Ride day 18: Hội An to Quảng Ngãi
23 June 2016
It’s time to say good bye to the excellent and friendly Flame Flowers Home Stay and move on south. A quick bite of breakfast in the home stay before we load up the bikes.
Whilst loading up, we notice that a couple of our bungee cords are fraid. The hosts at the Home Stay were super kind, and came out to give us two of their own to help us out. Then whilst we are finishing the last bits of packing up, Turong (the friendly home stay host) appears to say goodbye. He’d left work early after his wife had phoned to tell him we were almost ready to set off – very nice of him. After a quick last ride through Hội An on the way out of town we take a short stop to re-load Traceys back and balance it a bit better.
Then out of town over the new bridge to the east and along the wide empty highway heading south. The road was in near perfect condition with small sand dunes on either side and clear signs that areas have been marked off for development of resorts, which will undoubtedly change the area in the future. At the tail end of the newly laid section of highway, we stop for a refreshing sugar cane juice.
The next section of the ride whilst showing on satellite views as having roads, does not appear properly on either google maps or maps.me app, so has to be undertaken freestyle. The road is a very narrow and winds through a small local fishing village before popping out next to an unspoilt empty beach. At this point the road stopped, so a quick turnaround and some cross country across the sand to get to what looks like a road heading south. Sure enough this road begins to wind south parallel to the beach through a series of small hamlets and local crayfish / prawn farms. The road itself is very narrow and full of potholes, and still at this moment we don’t know whether there is a ferry, a bridge or in fact nothing, at the at end of the 15 km peninsula. As we near the end of the road, there’s an increase in activity which makes me think there is a crossing. Sure enough, we turn the corner to find the smallest “ferry” and locals waiting. There’s a small shop selling cold drinks with handmade wooden tables outside. So we stop for an ice cold drink in the sun and the friendly old lady at the shop tells us the ferry will go in 20 minutes and it’s probably VN $15,000 to cross. As it turned out, it was indeed $15,000, but the ferry actually went as soon as we opened our drinks, so we had to frantically drink then ride on.

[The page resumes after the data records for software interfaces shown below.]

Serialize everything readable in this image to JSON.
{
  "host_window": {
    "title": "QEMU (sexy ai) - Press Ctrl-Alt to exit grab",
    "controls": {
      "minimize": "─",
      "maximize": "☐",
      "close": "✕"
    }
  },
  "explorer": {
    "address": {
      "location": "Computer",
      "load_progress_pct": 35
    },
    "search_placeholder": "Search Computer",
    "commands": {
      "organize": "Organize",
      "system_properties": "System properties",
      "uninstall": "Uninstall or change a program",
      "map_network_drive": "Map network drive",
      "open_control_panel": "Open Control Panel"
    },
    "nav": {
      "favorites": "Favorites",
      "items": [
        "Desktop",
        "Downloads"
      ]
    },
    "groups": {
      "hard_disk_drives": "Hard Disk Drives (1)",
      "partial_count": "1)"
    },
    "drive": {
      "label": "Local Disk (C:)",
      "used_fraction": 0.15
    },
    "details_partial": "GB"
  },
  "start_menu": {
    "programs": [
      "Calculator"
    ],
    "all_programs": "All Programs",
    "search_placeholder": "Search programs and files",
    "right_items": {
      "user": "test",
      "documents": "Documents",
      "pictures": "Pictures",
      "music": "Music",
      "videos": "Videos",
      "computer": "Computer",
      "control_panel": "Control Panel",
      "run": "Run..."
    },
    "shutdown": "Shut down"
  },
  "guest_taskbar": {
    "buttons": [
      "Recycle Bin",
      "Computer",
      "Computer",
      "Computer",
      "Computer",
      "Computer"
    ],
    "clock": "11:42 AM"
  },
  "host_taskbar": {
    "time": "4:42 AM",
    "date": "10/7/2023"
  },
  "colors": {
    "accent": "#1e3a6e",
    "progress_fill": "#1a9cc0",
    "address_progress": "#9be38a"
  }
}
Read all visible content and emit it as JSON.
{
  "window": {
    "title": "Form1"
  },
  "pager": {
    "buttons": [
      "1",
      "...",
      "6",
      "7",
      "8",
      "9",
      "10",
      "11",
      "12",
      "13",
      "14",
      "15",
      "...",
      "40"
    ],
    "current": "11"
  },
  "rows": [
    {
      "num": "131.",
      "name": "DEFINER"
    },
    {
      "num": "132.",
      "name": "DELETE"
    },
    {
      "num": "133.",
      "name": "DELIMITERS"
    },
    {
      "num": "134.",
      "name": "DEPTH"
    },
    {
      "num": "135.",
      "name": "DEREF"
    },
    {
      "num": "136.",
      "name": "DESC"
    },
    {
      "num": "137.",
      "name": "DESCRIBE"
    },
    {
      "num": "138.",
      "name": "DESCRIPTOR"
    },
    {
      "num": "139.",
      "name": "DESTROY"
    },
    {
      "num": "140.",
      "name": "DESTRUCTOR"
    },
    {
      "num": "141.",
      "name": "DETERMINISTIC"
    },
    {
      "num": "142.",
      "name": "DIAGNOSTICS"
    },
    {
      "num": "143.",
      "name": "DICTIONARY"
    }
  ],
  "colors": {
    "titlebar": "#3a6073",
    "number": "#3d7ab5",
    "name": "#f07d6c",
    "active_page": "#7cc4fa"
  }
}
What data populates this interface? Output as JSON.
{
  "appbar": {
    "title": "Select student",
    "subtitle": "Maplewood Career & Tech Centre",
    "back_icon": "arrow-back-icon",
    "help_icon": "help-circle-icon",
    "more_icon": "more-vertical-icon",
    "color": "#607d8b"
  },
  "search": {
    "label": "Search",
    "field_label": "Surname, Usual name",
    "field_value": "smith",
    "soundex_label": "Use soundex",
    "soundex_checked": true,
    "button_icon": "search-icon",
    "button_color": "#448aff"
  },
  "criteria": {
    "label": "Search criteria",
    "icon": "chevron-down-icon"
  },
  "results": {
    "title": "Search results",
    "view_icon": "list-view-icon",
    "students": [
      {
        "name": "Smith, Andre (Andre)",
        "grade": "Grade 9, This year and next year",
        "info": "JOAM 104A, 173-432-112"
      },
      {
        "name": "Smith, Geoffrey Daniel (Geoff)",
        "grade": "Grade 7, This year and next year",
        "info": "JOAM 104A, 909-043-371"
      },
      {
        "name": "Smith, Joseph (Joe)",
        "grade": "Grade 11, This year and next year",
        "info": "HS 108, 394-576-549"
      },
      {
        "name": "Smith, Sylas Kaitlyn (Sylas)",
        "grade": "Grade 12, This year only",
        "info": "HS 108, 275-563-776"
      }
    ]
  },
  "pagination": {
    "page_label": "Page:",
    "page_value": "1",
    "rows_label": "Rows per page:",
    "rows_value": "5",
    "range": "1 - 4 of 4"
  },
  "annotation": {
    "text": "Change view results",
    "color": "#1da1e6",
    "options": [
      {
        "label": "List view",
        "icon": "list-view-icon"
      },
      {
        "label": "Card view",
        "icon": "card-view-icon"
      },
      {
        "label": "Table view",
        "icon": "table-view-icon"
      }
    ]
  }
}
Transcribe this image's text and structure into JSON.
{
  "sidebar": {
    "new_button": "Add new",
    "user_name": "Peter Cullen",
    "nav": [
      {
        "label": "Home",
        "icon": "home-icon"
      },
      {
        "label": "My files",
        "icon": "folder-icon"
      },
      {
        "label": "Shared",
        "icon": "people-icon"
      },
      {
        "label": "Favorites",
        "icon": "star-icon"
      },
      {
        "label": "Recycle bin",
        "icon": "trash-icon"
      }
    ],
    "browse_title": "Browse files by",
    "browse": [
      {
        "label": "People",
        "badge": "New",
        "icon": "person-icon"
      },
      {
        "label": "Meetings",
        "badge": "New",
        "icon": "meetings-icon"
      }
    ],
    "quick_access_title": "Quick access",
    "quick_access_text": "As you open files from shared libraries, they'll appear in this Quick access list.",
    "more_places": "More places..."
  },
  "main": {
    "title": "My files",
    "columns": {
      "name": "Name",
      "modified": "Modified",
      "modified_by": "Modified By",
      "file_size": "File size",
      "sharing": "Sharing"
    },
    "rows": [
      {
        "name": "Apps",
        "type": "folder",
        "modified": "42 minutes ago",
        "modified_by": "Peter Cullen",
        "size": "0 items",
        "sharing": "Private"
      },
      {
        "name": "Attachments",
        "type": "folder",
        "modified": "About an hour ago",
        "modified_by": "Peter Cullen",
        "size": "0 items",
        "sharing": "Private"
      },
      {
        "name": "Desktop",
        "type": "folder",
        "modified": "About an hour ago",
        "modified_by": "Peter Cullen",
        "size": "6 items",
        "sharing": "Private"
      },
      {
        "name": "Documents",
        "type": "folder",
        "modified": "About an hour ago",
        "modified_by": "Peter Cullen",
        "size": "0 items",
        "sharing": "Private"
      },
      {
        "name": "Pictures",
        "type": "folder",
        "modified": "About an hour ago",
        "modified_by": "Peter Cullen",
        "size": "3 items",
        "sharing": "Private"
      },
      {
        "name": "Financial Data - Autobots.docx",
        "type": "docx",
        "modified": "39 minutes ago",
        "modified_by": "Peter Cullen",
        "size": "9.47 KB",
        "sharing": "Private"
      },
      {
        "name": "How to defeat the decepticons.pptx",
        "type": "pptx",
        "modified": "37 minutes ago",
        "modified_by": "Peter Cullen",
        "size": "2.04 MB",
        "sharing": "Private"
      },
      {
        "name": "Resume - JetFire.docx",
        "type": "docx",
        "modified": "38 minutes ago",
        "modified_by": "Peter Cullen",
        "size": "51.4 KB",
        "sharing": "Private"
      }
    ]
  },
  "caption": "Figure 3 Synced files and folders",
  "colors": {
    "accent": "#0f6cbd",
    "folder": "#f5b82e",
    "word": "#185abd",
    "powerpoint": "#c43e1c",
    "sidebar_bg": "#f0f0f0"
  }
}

At the far side of the short crossing, we have to turn the bikes on the ferry so we can get them off. The road on this small island section is considerably more narrow than the peninsula to the north. A very windy 2 metre wide concrete road that winds past houses and back streets before eventually meeting a bigger road. At this point we pass a truck coming the other way, which gives me comfort there is a ferry at the south end of the island. This is confirmed a few km later when we come to a small market area with a fair amount of activity. The ferry here is an actual proper small car ferry with a more formal ticket system. As we see the ferry approaching from the far side of the stretch of water past the blue and red local fishing boats it’s obvious that there is a significant current pushing downstream. Even once the ferry had pulled up and motorbikes were disembarking up the ramp, the ferry had its engines on to hold position. No anchor lines were attached, meaning the boarding and disembarkation the far side felt a touch dangerous.
In the intense heat we decide it’s time for another stop, so pull in to the next small town and stop at a corner side cafe in the main road. A man in his 60’s steps over to talk to us and ask what we want. He then joins us at our table to chat whilst we drink our fresh coconut juice. A few other local men also sit close by and watch, and talk to the man in Vietnamese, whilst he talks to us in absolutely perfect English. It turns out he had been a war correspondent and photographer during the war. An exceptionally dangerous profession as he told us, and then proceeded to tell us about being shot in the head. He then showed us the huge scar on the back of his head. A nice long break and a very interesting chat.
From here on down the coast was exceptionally difficult to stay off main roads due to the huge amount of construction and road closures. All of this meaning we ended up back on the QL1 for the last 20 or so km of the day. This brought us in to the town of Quảng Ngãi in he late afternoon. We were hungry having not had lunch, so pull up to a Banh My stall and get a lovely fresh sandwich before heading in to town to ride around and find a hotel for the night. It took a few laps to find a nice area and hotel, we then checked in and went for a walk round the local park which was full of families spending time together, and kids playing with kites, hover boards and toy cars.
We eventually find a nice looking restaurant near the park that’s full of locals, and head in for a bite to eat. A fair amount of guesswork and using an online translator to order a series of local dishes and a couple of beers. A delicious and well priced meal, followed by a walk back through the park and a cheeky ice cream in our hotel before retiring for the night.
Full days route here: